▶ [Problem requirements]: Output should begin at the line holding "Serialize everything readable" and end at the last line of the entries; print those lines verbatim and no others.

Segment Start: Excerpted records

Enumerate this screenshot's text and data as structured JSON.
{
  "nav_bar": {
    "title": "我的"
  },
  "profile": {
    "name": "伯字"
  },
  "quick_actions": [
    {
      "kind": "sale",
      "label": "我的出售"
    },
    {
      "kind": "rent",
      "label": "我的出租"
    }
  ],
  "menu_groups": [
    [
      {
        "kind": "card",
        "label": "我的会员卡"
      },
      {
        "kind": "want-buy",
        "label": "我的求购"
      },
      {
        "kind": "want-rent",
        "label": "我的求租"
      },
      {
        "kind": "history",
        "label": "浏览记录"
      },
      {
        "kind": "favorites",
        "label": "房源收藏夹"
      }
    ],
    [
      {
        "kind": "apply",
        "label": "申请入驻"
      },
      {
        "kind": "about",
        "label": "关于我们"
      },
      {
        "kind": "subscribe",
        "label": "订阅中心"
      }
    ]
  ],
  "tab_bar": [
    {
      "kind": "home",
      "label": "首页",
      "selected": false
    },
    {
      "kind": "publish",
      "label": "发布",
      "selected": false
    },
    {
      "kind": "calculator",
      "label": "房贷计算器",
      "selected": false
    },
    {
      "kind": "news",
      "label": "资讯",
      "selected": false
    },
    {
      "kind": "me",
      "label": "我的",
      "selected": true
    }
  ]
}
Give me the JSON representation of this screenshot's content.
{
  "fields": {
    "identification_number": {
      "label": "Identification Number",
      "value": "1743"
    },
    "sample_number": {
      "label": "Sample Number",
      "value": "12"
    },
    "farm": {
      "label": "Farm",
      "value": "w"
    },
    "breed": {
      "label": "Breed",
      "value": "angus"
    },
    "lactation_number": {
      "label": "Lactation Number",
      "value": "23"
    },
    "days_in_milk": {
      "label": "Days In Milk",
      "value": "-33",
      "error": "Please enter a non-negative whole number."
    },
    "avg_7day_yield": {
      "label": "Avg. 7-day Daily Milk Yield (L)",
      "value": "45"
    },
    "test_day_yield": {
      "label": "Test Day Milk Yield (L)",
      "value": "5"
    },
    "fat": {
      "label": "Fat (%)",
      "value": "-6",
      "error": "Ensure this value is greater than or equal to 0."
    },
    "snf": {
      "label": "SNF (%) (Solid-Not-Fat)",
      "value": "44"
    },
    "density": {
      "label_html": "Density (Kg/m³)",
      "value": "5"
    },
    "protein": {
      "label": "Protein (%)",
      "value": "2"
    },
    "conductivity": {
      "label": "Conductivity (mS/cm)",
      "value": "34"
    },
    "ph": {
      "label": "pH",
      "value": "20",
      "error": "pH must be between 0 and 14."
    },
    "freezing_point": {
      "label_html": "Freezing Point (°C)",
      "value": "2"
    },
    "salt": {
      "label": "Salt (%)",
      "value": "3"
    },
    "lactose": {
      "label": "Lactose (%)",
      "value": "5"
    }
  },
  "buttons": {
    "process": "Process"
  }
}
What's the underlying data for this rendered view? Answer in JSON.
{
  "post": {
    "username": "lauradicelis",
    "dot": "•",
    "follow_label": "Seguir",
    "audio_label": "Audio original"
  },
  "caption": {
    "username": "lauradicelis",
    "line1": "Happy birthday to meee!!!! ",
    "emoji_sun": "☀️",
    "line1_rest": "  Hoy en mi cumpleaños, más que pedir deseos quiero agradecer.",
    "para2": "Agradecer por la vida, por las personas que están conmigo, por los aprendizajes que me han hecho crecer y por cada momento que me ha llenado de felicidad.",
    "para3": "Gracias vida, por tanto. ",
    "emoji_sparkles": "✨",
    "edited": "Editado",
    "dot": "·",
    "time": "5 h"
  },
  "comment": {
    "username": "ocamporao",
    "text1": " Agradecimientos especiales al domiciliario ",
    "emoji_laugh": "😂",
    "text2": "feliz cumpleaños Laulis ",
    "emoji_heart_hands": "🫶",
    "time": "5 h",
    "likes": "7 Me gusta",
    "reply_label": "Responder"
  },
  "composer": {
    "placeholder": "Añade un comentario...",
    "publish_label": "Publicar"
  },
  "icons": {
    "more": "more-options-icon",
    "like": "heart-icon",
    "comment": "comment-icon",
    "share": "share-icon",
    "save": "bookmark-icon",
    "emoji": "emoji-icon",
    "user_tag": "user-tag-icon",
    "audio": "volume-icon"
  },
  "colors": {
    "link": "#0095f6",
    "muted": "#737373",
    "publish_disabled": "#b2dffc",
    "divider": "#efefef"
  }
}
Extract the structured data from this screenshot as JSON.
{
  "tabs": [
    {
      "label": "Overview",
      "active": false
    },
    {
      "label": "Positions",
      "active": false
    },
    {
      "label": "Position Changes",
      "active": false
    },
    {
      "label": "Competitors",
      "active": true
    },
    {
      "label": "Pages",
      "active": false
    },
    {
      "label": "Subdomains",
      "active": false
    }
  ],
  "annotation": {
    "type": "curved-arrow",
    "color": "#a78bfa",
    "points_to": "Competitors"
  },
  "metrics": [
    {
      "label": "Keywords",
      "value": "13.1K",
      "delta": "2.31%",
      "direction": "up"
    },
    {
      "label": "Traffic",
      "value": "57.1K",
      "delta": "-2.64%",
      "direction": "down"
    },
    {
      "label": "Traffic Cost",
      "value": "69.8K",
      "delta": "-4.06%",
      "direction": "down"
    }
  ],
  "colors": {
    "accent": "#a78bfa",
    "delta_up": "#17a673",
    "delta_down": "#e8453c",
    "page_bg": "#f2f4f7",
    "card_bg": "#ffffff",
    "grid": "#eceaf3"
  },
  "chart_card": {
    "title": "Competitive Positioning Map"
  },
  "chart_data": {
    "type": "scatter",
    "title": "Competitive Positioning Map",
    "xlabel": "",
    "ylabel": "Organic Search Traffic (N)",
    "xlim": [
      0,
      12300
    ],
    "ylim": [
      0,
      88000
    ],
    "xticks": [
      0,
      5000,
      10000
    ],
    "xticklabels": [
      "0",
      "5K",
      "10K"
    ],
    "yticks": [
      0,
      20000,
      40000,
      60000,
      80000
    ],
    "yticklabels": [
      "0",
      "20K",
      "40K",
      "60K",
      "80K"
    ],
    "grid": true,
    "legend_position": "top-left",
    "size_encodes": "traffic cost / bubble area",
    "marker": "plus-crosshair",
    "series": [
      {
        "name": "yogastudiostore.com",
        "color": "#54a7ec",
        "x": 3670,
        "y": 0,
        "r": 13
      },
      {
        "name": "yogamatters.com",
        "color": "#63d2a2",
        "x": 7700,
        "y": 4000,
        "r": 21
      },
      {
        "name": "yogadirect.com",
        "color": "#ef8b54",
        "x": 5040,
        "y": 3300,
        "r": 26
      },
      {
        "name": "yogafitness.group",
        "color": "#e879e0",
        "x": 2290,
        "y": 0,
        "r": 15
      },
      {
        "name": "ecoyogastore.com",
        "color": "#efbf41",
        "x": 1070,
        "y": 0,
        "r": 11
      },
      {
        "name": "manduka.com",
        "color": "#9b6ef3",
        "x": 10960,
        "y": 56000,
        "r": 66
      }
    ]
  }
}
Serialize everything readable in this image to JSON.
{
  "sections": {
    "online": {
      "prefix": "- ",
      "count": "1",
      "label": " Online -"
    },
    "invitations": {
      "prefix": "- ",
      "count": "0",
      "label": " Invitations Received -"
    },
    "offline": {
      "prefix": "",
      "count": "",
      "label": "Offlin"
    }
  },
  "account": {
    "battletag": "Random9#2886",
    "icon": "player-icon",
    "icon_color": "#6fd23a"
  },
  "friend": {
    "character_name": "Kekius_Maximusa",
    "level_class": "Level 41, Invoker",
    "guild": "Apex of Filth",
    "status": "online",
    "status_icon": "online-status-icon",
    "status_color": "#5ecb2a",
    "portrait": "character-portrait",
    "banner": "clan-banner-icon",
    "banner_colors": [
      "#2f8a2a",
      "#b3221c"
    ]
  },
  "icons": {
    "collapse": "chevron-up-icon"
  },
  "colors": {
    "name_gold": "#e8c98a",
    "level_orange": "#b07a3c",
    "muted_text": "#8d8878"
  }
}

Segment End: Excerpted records

▶ [Task result]:
Serialize everything readable in this image to JSON.
{
  "sections": {
    "online": {
      "prefix": "- ",
      "count": "1",
      "label": " Online -"
    },
    "invitations": {
      "prefix": "- ",
      "count": "0",
      "label": " Invitations Received -"
    },
    "offline": {
      "prefix": "",
      "count": "",
      "label": "Offlin"
    }
  },
  "account": {
    "battletag": "Random9#2886",
    "icon": "player-icon",
    "icon_color": "#6fd23a"
  },
  "friend": {
    "character_name": "Kekius_Maximusa",
    "level_class": "Level 41, Invoker",
    "guild": "Apex of Filth",
    "status": "online",
    "status_icon": "online-status-icon",
    "status_color": "#5ecb2a",
    "portrait": "character-portrait",
    "banner": "clan-banner-icon",
    "banner_colors": [
      "#2f8a2a",
      "#b3221c"
    ]
  },
  "icons": {
    "collapse": "chevron-up-icon"
  },
  "colors": {
    "name_gold": "#e8c98a",
    "level_orange": "#b07a3c",
    "muted_text": "#8d8878"
  }
}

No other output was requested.